Activity
Every line with the word "Terms" in it should be extracted from the data that follows.
>>>>
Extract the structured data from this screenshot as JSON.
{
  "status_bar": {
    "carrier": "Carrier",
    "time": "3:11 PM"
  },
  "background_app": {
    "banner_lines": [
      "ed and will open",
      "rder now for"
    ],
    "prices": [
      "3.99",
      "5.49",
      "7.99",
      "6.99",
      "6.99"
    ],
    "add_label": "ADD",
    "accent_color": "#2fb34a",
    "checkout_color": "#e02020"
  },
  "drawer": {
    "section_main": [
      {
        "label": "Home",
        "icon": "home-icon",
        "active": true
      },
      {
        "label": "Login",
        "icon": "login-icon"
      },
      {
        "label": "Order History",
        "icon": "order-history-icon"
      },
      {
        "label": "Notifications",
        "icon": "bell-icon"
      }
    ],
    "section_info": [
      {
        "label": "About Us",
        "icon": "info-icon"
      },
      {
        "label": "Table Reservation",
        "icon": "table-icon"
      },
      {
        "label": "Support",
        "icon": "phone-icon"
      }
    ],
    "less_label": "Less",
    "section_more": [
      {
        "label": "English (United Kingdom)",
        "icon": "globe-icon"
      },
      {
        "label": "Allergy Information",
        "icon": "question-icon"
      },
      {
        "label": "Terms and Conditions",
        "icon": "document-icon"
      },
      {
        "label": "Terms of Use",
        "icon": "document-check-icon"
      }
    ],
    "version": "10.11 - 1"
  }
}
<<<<
Written reply
        "label": "Terms and Conditions",
        "label": "Terms of Use",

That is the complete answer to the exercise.